“There is no education like adversity.”
– Benjamin Disraeli
2. Natural curiosity: the pursuit of lifelong learning is a critical attribute when times change with the degree of rapidity we are experiencing in today’s turbulent world. You should always be looking to increase your skills by pursuing accreditations and certifications, learning a new software program or another language. Curiosity manifests itself in being a voracious reader, and in general having a natural curiosity towards the way things work, and how people operate (being a closet sociologist.)
3. Playing politics: understanding how to navigate the turbulent waters of today’s workplace is critical for long-term survival and success. We’ve all heard ad nauseum that very little of our success can be contributed to the actual work. It’s how we play the “game” that matters. Even if you hate doing that, it is important your learn how to do it well.
5. Having a moral compass: it is especially critical for small business owners to realize that their personal values and belief system are synonymous with their organization culture. Being able to match your personal values to an organization’s is the most critical factor in ensuring one’s job satisfaction. An entire emerging industry is growing around the ideal of promoting the social good.

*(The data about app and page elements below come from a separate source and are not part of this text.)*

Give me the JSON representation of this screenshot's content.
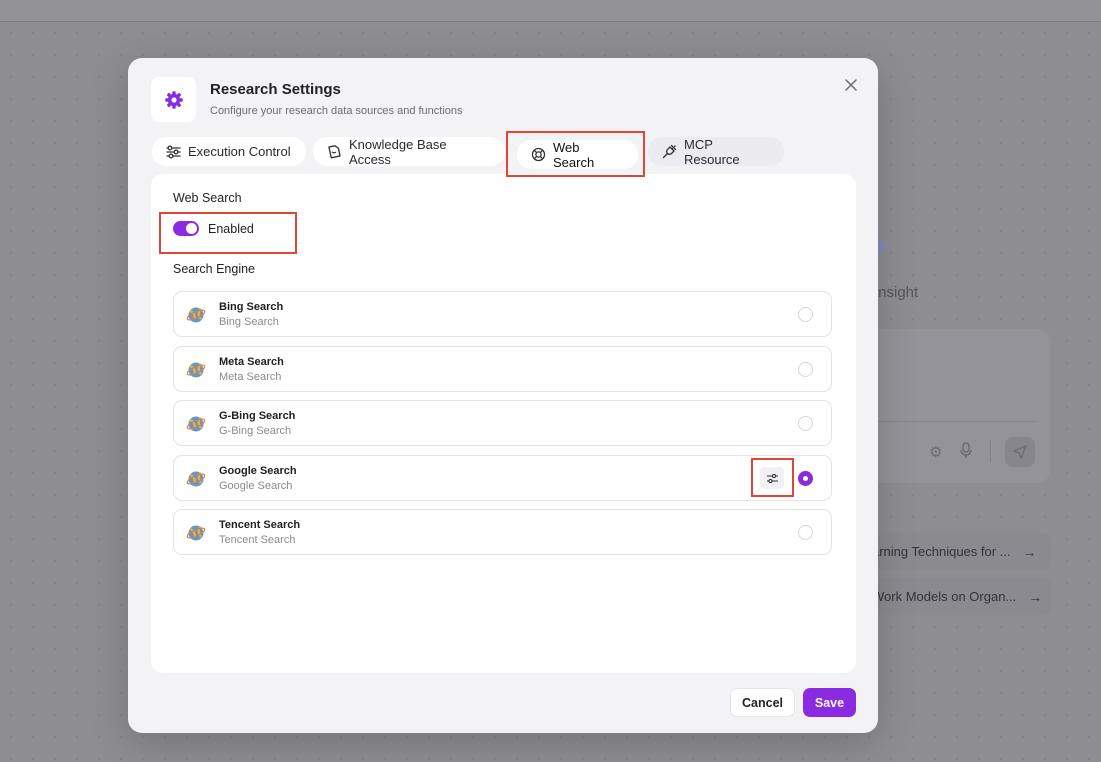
{
  "background": {
    "insight_text": "Insight",
    "suggestions": [
      "arning Techniques for ...",
      "Work Models on Organ..."
    ]
  },
  "modal": {
    "title": "Research Settings",
    "subtitle": "Configure your research data sources and functions",
    "tabs": [
      {
        "label": "Execution Control",
        "icon": "sliders-icon"
      },
      {
        "label": "Knowledge Base Access",
        "icon": "document-icon"
      },
      {
        "label": "Web Search",
        "icon": "lifebuoy-icon"
      },
      {
        "label": "MCP Resource",
        "icon": "plug-icon"
      }
    ],
    "active_tab": "Web Search",
    "web_search": {
      "heading": "Web Search",
      "toggle_label": "Enabled",
      "enabled": true,
      "engine_heading": "Search Engine",
      "engines": [
        {
          "name": "Bing Search",
          "desc": "Bing Search",
          "selected": false
        },
        {
          "name": "Meta Search",
          "desc": "Meta Search",
          "selected": false
        },
        {
          "name": "G-Bing Search",
          "desc": "G-Bing Search",
          "selected": false
        },
        {
          "name": "Google Search",
          "desc": "Google Search",
          "selected": true
        },
        {
          "name": "Tencent Search",
          "desc": "Tencent Search",
          "selected": false
        }
      ]
    },
    "buttons": {
      "cancel": "Cancel",
      "save": "Save"
    },
    "accent_color": "#8a2be2",
    "highlight_color": "#e0453a"
  }
}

In the age of Enron, Bernie Madoff, Goldman Sachs, AIG, Lehman Brothers, and BP, what you represent is fast becoming more relevant than the products or services you offer.

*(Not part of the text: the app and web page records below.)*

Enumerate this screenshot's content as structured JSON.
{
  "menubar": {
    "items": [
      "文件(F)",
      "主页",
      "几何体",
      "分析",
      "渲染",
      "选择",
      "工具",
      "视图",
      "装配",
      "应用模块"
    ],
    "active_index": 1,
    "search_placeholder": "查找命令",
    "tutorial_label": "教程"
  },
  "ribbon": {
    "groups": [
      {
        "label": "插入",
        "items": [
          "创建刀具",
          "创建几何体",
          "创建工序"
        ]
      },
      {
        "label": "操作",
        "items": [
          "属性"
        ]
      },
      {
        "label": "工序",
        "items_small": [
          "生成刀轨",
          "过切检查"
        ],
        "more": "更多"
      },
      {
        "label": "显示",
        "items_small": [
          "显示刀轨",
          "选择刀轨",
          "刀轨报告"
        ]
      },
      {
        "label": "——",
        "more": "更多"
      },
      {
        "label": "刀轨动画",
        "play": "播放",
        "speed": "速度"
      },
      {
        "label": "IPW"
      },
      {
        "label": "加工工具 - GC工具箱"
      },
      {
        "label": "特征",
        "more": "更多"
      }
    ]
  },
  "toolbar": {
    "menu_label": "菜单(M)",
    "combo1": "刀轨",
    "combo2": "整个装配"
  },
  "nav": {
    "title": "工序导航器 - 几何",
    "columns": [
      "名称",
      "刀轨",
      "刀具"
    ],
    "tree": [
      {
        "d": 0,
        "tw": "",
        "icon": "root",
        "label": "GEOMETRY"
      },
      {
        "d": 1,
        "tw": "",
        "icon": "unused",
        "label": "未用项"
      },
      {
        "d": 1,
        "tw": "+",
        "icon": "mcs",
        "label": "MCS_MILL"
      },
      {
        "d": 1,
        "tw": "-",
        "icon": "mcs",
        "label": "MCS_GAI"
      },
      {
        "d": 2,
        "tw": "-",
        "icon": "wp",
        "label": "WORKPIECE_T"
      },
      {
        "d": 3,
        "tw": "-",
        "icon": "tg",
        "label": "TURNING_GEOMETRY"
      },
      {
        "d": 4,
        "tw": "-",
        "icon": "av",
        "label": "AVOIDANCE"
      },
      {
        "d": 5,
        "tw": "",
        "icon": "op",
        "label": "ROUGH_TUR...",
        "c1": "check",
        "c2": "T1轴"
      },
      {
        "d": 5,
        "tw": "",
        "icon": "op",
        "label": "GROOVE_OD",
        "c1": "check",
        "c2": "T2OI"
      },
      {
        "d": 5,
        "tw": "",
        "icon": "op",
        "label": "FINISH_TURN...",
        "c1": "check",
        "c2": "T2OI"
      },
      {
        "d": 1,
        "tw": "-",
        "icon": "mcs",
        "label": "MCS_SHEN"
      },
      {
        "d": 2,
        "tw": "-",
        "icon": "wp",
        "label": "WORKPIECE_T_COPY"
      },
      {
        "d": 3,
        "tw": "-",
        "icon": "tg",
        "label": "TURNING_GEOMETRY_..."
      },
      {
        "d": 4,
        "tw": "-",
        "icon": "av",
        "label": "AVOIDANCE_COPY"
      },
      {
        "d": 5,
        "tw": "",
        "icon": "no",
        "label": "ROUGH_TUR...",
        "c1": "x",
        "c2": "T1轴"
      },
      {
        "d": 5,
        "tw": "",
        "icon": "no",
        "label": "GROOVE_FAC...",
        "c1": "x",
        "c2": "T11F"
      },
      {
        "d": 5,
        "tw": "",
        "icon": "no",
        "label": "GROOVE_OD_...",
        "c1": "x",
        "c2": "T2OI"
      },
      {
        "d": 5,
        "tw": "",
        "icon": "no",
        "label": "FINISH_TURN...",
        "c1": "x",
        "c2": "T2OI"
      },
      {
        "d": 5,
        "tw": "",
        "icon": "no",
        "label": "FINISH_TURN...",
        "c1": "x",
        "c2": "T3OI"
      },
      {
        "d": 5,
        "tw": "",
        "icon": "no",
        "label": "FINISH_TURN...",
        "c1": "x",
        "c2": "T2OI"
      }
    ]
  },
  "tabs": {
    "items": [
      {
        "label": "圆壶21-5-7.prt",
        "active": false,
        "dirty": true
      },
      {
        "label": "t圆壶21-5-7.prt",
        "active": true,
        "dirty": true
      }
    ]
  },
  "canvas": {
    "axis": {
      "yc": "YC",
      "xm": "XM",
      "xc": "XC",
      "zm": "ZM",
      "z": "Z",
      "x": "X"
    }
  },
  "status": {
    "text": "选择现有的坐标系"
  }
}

6. Social extrovert: being liked goes a very long way towards building broad social and professional networks. Do people gravitate towards you or literally run from you?
7. Established personal brand: have you asked yourself: “what do I really stand for?” What is your unique selling proposition? What are the three or four key characteristics that most clearly define who you are and what you hope to accomplish?
8. Lean into discomfort: There are things we are mortified of doing, like public speaking for example. Being able overcome our fears is an absolute must, in order to ensure success in today’s global contract workplace. Research indicates that as many as 25% of all American workers are now classified as independent / contract / consulting. With jobs becoming more difficult to find/keep, people will be forced into opportunities that require them to go at it alone.
“Inaction breeds doubt and fear. Action breeds confidence and courage. If you want to conquer fear, do not sit home and think about it. Go out and get busy.”
– Dale Carnegie